Last month, a small team of Seed strategists traveled to Oxford, Ohio to speak to Miami University’s Igoodea Creative Solutions Group.
Twenty-five students participated in Seed’s workshop, focusing on how creativity works within a real-world innovation environment.
Based out of the University’s Farmer School of Business, Igoodea is a new student-run organization that brings together entrepreneurs who are passionate about blending creativity and business. The group hopes to feature companies, authors or speakers who are at the leading edge of innovation to help inspire and lend insight into what the workforce has to offer.
Seed was the first group to be featured by the organization and the visit was a huge success in the eyes of both the students and the advising professors.

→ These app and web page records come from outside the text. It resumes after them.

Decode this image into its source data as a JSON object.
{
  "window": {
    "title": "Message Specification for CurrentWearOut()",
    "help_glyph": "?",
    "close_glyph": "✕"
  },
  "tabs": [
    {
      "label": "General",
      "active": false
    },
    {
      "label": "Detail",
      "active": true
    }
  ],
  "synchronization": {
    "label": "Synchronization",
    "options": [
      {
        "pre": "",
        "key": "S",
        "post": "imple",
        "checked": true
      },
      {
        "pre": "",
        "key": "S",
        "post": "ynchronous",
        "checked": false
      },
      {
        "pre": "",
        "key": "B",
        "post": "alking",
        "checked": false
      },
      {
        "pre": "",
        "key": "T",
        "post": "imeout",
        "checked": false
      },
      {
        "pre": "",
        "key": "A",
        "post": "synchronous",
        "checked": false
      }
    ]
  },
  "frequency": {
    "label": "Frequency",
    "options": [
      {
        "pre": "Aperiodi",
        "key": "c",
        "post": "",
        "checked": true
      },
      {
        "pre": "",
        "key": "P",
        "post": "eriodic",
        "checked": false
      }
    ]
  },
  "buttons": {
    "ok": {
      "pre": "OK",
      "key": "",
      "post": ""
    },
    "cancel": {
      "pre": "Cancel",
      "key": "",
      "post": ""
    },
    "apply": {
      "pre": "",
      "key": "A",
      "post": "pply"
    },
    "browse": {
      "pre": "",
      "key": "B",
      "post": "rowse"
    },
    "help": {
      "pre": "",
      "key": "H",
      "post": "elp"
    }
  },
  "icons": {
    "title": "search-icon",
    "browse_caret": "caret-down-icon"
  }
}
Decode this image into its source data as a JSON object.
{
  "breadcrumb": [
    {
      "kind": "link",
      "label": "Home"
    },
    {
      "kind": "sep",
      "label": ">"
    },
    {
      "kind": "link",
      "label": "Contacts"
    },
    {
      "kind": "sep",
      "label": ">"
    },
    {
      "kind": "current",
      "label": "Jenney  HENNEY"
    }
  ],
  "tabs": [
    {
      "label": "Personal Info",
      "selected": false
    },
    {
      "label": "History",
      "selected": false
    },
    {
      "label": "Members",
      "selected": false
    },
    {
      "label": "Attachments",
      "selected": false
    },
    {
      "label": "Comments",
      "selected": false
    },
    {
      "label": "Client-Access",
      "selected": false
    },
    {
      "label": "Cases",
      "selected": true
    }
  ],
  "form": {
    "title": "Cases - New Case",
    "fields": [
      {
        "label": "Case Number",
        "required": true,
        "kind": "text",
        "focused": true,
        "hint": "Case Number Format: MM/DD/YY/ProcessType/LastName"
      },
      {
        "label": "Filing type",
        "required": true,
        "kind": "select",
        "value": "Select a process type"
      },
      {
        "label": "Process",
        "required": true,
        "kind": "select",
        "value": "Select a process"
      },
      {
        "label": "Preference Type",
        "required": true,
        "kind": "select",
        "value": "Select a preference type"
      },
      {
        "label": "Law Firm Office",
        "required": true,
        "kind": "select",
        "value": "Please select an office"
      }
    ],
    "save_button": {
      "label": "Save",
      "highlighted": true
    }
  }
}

“It was so great to learn about how Seed provides their employees with a platform with which to excel, and strong values to work and live by,” said one of the session’s student directors. “Since our organization is only about eight weeks old, the wisdom shared today will definitely be helpful as we continue to lay the foundation for Igoodea.”
During the workshop, Seed strategists shared tips to build upon business fundamentals, challenging students to break conventional mindsets and exude contagious creativity. Specifically, the participants were able to get a glimpse into Seed’s culture to see how creative energy isn’t contained to working hours, but rather reaches into all aspects of life—which often inspires clients to do the same.
“Your approach to creative problem solving and the processes you use to meet your clients’ needs were truly enlightening,” said one of the student attendees. “The session really helped me gain a clearer understanding of what I want to be doing after graduation.”
Advisor and faculty member Dr. Jim Friedman said of the visit: “Seed left a great deal of buzz and excitement in its wake.”
For Seed, it was an equally thrilling experience. Not only did a few Seedlings get a chance to reconnect with their undergraduate mentors, but the entire group felt that the session offered something truly unique and beneficial.
“You could feel the energy and curiosity as we walked into the room—the eagerness of each student to soak up as much of Seed’s knowledge as possible,” said Miami alum and Seed Project Director Kate Mathers. “It was an exhilarating experience and I’m especially happy that I was able to share this workshop with my alma mater.”